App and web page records
Start of Block

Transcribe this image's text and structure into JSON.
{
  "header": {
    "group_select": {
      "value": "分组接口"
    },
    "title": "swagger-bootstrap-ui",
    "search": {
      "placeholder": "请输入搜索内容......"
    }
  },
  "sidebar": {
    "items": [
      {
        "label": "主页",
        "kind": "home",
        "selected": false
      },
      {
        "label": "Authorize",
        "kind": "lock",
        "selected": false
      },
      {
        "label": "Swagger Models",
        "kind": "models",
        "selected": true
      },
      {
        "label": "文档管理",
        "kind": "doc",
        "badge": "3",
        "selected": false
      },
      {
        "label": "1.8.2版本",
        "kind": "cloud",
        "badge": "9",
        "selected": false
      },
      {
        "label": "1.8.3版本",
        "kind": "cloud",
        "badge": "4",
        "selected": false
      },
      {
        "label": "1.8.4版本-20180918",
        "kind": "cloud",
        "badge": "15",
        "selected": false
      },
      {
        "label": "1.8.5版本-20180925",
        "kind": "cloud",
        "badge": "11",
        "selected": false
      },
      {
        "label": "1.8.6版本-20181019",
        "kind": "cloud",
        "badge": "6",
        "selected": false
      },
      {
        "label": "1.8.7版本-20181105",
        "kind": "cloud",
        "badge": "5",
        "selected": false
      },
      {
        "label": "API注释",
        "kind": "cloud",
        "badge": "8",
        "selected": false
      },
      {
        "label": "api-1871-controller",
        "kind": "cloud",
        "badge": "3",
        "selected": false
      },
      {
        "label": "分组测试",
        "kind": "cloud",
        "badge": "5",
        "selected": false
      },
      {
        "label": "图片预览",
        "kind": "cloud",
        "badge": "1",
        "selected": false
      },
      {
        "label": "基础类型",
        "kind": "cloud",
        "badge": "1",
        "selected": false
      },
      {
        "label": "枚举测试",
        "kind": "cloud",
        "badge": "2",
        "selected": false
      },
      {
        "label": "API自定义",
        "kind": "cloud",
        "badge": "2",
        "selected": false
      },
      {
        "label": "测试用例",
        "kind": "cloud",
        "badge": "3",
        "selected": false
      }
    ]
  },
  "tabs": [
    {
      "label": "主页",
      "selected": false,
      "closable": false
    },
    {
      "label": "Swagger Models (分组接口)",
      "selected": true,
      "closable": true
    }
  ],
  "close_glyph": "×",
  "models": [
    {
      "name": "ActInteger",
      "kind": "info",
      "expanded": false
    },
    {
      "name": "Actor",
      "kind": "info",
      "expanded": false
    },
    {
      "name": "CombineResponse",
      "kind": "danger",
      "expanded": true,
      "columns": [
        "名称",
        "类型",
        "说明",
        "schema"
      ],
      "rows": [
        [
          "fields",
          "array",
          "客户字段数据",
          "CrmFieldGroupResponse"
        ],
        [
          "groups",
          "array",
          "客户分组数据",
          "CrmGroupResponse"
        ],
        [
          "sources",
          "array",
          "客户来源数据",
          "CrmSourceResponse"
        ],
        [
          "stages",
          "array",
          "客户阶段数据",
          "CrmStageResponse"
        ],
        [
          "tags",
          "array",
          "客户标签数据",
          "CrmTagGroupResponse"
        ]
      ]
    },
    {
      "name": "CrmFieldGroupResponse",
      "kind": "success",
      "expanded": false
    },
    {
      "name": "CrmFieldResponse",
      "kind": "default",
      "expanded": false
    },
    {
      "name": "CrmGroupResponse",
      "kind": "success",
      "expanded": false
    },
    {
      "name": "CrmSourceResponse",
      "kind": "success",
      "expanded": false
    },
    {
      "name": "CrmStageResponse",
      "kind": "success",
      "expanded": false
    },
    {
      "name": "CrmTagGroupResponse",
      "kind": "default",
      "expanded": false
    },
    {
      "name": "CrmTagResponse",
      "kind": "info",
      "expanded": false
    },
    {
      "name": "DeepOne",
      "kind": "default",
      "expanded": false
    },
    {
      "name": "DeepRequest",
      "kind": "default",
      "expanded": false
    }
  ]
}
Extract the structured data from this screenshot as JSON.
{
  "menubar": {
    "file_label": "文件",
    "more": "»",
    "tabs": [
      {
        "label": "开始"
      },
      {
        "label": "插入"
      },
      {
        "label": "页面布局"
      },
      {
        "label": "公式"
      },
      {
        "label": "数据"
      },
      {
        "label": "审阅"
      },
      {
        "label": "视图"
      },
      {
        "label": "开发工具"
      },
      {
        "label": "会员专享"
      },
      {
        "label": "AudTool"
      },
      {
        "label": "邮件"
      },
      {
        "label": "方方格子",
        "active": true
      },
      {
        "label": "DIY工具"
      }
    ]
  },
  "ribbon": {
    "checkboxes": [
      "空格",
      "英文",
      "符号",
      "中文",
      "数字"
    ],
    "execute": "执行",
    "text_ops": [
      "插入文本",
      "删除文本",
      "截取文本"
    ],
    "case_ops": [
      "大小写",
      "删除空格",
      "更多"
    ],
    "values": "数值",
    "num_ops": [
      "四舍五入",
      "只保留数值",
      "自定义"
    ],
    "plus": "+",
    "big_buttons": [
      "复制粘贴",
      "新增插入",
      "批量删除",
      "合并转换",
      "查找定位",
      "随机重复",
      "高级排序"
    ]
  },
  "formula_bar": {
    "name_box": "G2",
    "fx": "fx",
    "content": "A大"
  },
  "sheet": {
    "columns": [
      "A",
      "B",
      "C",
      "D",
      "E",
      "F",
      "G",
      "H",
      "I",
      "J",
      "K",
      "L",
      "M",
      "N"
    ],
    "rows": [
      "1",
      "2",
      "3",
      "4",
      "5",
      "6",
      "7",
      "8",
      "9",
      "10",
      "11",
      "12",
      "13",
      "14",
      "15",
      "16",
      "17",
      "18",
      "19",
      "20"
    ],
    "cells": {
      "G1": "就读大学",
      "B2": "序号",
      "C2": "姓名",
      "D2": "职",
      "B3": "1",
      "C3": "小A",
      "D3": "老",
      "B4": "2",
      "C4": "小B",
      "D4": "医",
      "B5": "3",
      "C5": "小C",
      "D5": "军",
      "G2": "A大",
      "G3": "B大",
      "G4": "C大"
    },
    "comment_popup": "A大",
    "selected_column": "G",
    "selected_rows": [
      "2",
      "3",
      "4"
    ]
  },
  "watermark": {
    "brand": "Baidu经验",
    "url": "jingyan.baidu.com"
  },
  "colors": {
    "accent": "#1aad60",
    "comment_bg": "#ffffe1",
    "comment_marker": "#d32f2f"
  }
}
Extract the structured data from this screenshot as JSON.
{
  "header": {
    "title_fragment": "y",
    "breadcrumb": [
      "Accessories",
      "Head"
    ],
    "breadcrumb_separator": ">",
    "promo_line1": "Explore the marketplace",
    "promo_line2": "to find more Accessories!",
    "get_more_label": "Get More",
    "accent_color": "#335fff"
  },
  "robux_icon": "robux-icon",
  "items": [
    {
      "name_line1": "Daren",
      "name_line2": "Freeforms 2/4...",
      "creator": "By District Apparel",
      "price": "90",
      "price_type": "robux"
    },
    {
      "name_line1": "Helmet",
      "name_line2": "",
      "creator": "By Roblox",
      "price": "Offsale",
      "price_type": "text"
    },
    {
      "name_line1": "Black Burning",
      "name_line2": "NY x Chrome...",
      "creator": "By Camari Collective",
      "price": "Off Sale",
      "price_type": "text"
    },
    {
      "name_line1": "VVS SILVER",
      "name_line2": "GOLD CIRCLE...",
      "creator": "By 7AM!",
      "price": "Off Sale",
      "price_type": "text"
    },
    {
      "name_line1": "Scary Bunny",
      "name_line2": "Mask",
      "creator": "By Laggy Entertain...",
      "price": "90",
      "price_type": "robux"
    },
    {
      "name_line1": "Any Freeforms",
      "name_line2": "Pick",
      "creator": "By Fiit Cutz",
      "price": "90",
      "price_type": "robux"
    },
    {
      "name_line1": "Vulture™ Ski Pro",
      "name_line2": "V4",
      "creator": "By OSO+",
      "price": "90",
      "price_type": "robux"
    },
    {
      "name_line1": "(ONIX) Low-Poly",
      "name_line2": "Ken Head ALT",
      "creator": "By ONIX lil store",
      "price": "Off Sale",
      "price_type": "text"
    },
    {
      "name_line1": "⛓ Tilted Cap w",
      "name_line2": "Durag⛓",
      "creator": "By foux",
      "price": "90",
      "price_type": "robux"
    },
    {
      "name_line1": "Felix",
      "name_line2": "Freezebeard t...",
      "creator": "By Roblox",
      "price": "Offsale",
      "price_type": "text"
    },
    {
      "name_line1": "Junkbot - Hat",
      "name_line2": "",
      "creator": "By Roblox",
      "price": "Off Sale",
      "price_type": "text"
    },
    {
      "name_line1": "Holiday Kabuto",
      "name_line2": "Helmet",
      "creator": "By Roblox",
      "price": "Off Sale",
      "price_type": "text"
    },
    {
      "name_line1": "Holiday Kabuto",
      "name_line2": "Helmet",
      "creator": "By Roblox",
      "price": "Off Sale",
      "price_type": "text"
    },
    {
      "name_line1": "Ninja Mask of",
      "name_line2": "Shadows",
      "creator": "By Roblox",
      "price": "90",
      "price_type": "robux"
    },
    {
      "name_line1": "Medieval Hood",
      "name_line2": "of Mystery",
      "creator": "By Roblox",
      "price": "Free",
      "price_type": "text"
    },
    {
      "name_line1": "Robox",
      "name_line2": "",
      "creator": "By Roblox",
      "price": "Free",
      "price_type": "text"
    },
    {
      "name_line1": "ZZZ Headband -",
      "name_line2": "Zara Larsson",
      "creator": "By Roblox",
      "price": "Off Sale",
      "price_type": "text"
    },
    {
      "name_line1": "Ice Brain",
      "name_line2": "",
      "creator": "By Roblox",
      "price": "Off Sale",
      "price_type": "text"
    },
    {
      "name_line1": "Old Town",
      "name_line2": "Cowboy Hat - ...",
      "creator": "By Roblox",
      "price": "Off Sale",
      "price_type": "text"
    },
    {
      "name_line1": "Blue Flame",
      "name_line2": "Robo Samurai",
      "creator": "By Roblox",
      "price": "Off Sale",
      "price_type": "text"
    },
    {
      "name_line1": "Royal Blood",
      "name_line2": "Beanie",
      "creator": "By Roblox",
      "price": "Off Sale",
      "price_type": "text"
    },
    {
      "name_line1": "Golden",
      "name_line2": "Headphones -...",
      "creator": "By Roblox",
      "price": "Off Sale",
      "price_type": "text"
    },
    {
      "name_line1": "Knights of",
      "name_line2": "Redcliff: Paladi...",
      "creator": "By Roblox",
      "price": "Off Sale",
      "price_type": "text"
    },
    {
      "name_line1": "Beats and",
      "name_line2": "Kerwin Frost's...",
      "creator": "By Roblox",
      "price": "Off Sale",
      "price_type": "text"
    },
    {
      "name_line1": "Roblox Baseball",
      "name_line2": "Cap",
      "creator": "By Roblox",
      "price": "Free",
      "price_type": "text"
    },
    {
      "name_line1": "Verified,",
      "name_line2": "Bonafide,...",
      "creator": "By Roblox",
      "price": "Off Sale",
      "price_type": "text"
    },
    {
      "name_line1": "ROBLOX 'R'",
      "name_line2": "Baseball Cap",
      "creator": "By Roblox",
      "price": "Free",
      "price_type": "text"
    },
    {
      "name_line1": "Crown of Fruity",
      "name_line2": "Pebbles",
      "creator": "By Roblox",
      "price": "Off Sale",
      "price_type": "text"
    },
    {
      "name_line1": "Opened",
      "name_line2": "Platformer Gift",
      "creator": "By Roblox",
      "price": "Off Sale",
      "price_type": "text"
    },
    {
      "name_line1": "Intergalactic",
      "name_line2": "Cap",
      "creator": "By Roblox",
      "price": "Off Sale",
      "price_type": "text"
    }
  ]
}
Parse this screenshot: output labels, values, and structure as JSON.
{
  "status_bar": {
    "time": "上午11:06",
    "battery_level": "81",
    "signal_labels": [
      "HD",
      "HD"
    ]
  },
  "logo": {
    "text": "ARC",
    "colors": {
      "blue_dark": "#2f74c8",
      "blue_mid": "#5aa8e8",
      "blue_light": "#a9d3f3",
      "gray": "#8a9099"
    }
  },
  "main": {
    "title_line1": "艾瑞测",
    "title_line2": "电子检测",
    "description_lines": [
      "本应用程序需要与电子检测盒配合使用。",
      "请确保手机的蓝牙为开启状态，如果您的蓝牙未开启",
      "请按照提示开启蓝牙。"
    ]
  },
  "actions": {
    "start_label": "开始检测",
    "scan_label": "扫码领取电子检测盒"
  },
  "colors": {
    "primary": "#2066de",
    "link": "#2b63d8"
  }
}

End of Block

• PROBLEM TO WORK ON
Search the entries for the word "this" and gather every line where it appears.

• RESPONSE BOX
Transcribe this image's text and structure into JSON.
Extract the structured data from this screenshot as JSON.
Extract the structured data from this screenshot as JSON.
Parse this screenshot: output labels, values, and structure as JSON.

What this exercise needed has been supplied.